*EXERCISE PROMPT*. Find each line of the entries with the string "máximo", please, and copy it.

++++ SOURCE MATERIAL ++++

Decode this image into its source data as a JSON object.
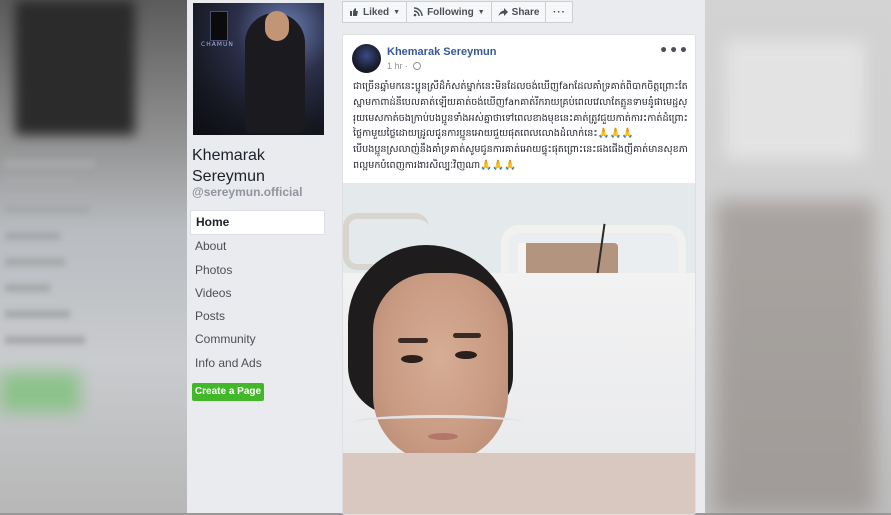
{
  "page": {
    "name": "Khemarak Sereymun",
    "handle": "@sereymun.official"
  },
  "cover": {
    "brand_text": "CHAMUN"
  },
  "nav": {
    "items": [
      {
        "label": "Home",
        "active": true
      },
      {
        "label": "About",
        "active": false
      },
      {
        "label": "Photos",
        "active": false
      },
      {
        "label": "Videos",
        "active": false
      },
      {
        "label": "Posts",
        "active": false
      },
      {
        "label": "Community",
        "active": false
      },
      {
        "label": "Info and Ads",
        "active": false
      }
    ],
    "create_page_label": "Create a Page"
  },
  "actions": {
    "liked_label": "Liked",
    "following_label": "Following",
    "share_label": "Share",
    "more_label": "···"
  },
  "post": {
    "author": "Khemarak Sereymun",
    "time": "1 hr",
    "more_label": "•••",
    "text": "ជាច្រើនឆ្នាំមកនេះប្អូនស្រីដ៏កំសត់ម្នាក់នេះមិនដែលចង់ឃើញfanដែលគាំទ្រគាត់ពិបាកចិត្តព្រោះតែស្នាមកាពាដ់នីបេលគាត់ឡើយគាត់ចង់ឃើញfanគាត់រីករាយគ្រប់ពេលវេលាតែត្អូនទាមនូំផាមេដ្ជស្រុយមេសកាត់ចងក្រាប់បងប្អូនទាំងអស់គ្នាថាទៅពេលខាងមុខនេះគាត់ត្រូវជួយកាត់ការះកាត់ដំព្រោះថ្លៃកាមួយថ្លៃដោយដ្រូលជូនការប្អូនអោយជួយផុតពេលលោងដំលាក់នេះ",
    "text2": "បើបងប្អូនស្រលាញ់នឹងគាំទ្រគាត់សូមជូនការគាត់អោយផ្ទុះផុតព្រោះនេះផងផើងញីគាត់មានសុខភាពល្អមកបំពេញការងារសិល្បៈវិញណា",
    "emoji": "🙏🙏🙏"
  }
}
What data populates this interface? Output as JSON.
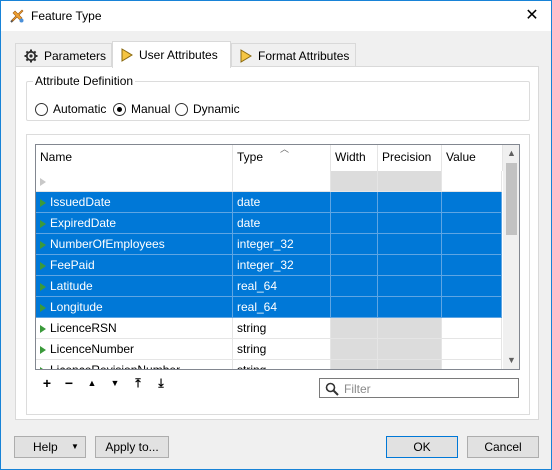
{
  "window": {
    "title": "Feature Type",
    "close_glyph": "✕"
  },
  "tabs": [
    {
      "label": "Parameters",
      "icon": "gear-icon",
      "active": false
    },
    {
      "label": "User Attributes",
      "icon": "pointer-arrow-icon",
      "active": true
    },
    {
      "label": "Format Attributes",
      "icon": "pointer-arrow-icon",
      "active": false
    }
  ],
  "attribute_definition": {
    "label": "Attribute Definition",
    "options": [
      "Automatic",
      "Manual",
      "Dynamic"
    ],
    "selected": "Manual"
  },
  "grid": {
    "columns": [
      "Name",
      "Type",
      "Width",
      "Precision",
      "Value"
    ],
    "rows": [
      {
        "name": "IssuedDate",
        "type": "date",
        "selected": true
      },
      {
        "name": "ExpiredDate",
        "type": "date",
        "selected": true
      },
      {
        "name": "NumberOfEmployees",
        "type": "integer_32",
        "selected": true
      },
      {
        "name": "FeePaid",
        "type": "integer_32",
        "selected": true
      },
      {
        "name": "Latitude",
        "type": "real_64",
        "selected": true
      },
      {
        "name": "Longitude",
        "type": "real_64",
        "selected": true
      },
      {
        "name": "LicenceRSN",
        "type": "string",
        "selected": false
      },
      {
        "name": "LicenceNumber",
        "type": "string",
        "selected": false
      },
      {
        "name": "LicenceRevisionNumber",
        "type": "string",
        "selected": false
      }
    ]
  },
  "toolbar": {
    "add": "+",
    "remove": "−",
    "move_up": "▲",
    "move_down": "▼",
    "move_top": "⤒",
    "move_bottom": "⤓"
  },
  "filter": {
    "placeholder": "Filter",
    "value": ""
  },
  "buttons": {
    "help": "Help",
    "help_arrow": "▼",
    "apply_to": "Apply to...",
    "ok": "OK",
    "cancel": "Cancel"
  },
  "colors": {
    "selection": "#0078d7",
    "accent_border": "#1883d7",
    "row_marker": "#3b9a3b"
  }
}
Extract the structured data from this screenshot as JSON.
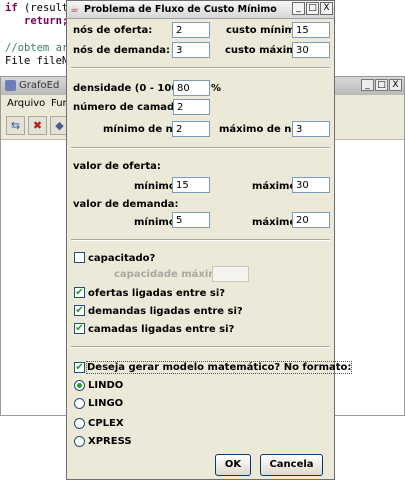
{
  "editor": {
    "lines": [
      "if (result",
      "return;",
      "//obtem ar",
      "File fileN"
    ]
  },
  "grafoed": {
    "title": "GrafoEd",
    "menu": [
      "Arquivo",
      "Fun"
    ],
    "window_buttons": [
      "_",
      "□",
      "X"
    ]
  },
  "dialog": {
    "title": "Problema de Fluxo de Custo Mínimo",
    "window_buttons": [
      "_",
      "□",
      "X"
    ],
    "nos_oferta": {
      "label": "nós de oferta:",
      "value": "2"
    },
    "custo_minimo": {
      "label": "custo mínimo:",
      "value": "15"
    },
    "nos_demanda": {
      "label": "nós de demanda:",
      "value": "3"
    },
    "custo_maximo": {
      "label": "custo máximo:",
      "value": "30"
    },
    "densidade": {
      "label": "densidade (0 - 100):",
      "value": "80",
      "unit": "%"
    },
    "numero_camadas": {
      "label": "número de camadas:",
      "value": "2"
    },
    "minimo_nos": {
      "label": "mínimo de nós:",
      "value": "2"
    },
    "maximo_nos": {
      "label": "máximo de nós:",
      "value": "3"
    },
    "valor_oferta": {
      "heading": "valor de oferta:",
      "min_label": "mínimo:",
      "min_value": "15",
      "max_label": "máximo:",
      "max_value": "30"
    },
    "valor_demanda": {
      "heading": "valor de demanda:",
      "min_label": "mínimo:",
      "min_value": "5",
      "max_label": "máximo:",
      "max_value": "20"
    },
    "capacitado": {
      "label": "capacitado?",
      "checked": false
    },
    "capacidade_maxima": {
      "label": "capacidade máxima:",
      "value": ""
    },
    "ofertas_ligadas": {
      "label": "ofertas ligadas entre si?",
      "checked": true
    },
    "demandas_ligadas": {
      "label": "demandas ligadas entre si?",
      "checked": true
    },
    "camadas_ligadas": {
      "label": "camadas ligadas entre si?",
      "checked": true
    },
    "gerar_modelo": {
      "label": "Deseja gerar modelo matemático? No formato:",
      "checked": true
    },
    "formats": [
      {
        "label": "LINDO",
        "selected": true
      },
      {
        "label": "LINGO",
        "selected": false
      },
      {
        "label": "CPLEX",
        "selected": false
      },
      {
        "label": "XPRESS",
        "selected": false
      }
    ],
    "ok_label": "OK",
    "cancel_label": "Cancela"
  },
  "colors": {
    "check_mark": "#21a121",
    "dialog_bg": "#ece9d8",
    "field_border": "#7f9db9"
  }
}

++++

*SOLUTION TO THIS TASK*.
      "label": "custo máximo:",
      "label": "máximo de nós:",
      "max_label": "máximo:",
      "max_label": "máximo:",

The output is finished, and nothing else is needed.